The constellation "Smaller Lion" is not one of the classic, ancient constellations. Therefore, there is no mythological background to this constellation. Naming the constellation happened in 1930 and was a memorable error, which has been preserved until today. When assigning Greek letters to the stars, the astronomer Francis Baily failed to notice that no alpha letter was assigned to "Leo Minor". He provided one of the brighter stars accidentally with the letter beta, which to this day remained the case.
Shape and position:
The constellation "Smaller Lion" lies between the constellations "Lion" and "Big Bear" in the northern sky. The constellation "Smaller Lion" have many double stars, such as the 40 Leo Minoris and 11 Leo Minoris. Worth noticing is also "R Leo Minoris" - its brightness varies during the period of 372 days between 6.3 m and 13 m.

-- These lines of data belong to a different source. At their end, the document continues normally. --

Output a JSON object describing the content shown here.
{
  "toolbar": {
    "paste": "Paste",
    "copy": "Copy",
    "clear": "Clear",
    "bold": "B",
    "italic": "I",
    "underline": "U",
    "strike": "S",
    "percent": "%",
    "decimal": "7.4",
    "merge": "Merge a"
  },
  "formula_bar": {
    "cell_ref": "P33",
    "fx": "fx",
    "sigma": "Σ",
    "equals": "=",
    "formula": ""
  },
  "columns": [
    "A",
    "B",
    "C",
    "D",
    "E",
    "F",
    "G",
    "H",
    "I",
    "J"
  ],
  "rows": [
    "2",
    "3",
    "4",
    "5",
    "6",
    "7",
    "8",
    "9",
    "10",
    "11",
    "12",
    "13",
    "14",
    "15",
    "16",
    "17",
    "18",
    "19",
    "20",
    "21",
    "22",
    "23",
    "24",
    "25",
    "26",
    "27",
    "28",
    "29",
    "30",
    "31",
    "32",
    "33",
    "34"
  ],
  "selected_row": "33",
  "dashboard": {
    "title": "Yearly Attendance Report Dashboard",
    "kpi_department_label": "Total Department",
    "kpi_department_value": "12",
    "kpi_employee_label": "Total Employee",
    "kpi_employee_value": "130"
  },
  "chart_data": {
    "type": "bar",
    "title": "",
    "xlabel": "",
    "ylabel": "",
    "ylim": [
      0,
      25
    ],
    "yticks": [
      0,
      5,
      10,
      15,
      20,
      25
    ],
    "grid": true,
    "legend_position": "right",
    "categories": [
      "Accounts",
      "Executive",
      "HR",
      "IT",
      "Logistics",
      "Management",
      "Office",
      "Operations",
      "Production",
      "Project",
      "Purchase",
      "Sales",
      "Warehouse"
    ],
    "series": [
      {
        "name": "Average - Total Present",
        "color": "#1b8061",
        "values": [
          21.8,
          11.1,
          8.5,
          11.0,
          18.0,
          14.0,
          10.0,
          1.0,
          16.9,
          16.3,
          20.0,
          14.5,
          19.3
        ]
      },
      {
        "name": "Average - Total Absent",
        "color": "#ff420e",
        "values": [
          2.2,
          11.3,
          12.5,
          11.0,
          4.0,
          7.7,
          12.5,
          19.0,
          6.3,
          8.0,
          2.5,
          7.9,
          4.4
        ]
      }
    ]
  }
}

Right ascension: 9h 22m to 11h 6m
Declination: +22 ° to +41 °
Brightest star: Praecipua (46 LMi)
Since the "Smaller Lion" was not introduced until 1687 by Johannes Hevelius, this constellation is not of Greek mythology. Hevelius added the constellation "Smaller Lion" to his Sky Atlas in 1690 merely as a small filling pattern. The Gdańsk astronomer named the stars even after Greek letters, and in 1930 it became one of the brightest stars with the Greek letter beta linked to it.
Best season for observation: Spring
Neighbouring constellations: Great Bear, Lion, Crab, Lynx